The co-op board includes three Waterford farmers: company chairman Liam Herlihy from Knockanore; John Fitzgerald, Kilmeaden, and Nicholas Dunphy, Kilmacthomas.

In a letter sent to shareholders this week they and their board colleagues say they’re convinced the transfer of all milk processing and agribusiness operations to 100% farmer ownership is in the best long-term interests of all shareholders and their families, and more compatible with suppliers’ needs than a plc structure.

“A co-op structure is much better placed to support expansion opportunities in a quota-free environment and to deal with the impact of price fluctuations,” the board’s letter states. “In contrast, a plc must focus on total shareholder value and will invest in whatever geography or market that offers the greatest growth potential.”

The proposal is subject to the approval of 75% of shareholders attending and voting at two special general meetings in Kildalton College, Co Kilkenny – the first of which takes place next Monday (May 10).

The acquisition is being funded primarily through a reduction in the Society’s shareholding in the plc from 54.6% to 20%. This, the board says, will secure farmer ownership of a well-managed, world-scale business with strong cash earnings and dynamic growth opportunities.

“Crucially, the chief executives and management teams of all three business units will transfer over to the co-op, ensuring continuity of expertise and innovation,” the letter confirms.

The board members also stressed the benefits to all shareholders from the spin-out of 10% of the Society’s plc stake – valued at €90m at current share prices.
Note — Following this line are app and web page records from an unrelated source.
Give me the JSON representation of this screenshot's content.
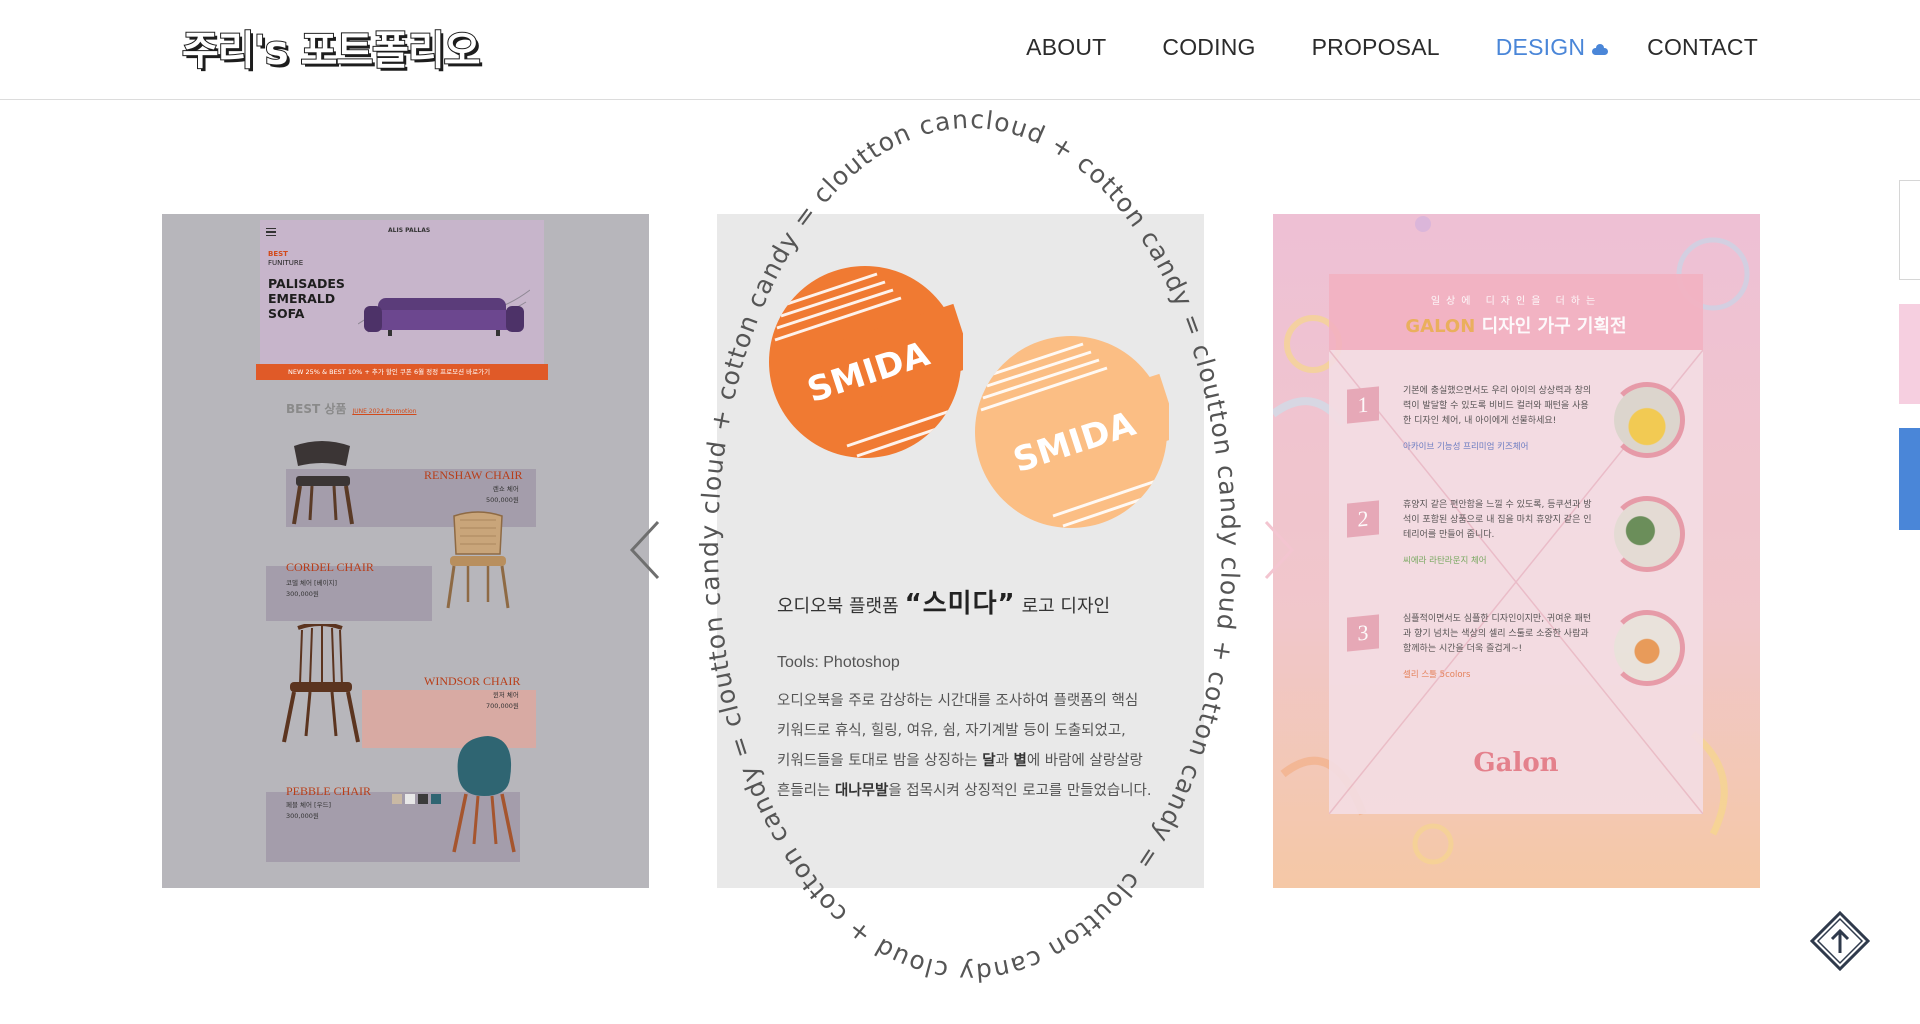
{
  "header": {
    "logo_text": "주리's 포트폴리오",
    "nav": [
      {
        "label": "ABOUT",
        "active": false
      },
      {
        "label": "CODING",
        "active": false
      },
      {
        "label": "PROPOSAL",
        "active": false
      },
      {
        "label": "DESIGN",
        "active": true
      },
      {
        "label": "CONTACT",
        "active": false
      }
    ],
    "active_icon": "cloud-icon"
  },
  "colors": {
    "accent": "#4a86d8",
    "smida_orange": "#f07a32",
    "smida_light": "#fbbe84"
  },
  "slides": {
    "left": {
      "best_label": "BEST",
      "best_sub": "FUNITURE",
      "brand": "ALIS PALLAS",
      "headline": [
        "PALISADES",
        "EMERALD",
        "SOFA"
      ],
      "promo_bar": "NEW 25% & BEST 10% + 추가 할인 쿠폰     6월 정정 프로모션 바로가기",
      "section_title": "BEST 상품",
      "section_link": "JUNE 2024 Promotion",
      "chairs": [
        {
          "name": "RENSHAW CHAIR",
          "kr": "렌쇼 체어",
          "price": "500,000원"
        },
        {
          "name": "CORDEL CHAIR",
          "kr": "코델 체어 [베이지]",
          "price": "300,000원"
        },
        {
          "name": "WINDSOR CHAIR",
          "kr": "윈저 체어",
          "price": "700,000원"
        },
        {
          "name": "PEBBLE CHAIR",
          "kr": "페블 체어 [우드]",
          "price": "300,000원"
        }
      ]
    },
    "center": {
      "logo_word": "SMIDA",
      "title_pre": "오디오북 플랫폼",
      "title_big": "“스미다”",
      "title_post": "로고 디자인",
      "tools": "Tools: Photoshop",
      "desc_lines": [
        "오디오북을 주로 감상하는 시간대를 조사하여 플랫폼의 핵심",
        "키워드로 휴식, 힐링, 여유, 쉼, 자기계발 등이 도출되었고,",
        [
          "키워드들을 토대로 밤을 상징하는 ",
          "달",
          "과 ",
          "별",
          "에 바람에 살랑살랑"
        ],
        [
          "흔들리는 ",
          "대나무발",
          "을 접목시켜 상징적인 로고를 만들었습니다."
        ]
      ],
      "ring_text": "cloud + cotton candy = cloutton candy    cloud + cotton candy = cloutton candy    cloud + cotton candy = cloutton candy    cloud + cotton candy = cloutton candy"
    },
    "right": {
      "eyebrow": "일상에 디자인을 더하는",
      "title_brand": "GALON",
      "title_rest": "디자인 가구 기획전",
      "items": [
        {
          "num": "1",
          "text": "기본에 충실했으면서도 우리 아이의 상상력과 창의력이 발달할 수 있도록 비비드 컬러와 패턴을 사용한 디자인 체어, 내 아이에게 선물하세요!",
          "tag": "아카이브 기능성 프리미엄 키즈체어",
          "tag_color": "#4a63b8"
        },
        {
          "num": "2",
          "text": "휴양지 같은 편안함을 느낄 수 있도록, 등쿠션과 방석이 포함된 상품으로 내 집을 마치 휴양지 같은 인테리어를 만들어 줍니다.",
          "tag": "씨에라 라탄라운지 체어",
          "tag_color": "#5a9a40"
        },
        {
          "num": "3",
          "text": "심플적이면서도 심플한 디자인이지만, 귀여운 패턴과 향기 넘치는 색상의 셀리 스툴로 소중한 사람과 함께하는 시간을 더욱 즐겁게~!",
          "tag": "셀리 스툴 5colors",
          "tag_color": "#e06a3a"
        }
      ],
      "logo": "Galon"
    }
  },
  "controls": {
    "prev_icon": "chevron-left-icon",
    "next_icon": "chevron-right-icon",
    "to_top_icon": "arrow-up-diamond-icon"
  }
}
A typical co-op member with 4,000 co-op shares would receive plc shares worth around €7,500. These shares can then be held as an investment or sold for cash.
See The Munster Express newspaper for full story.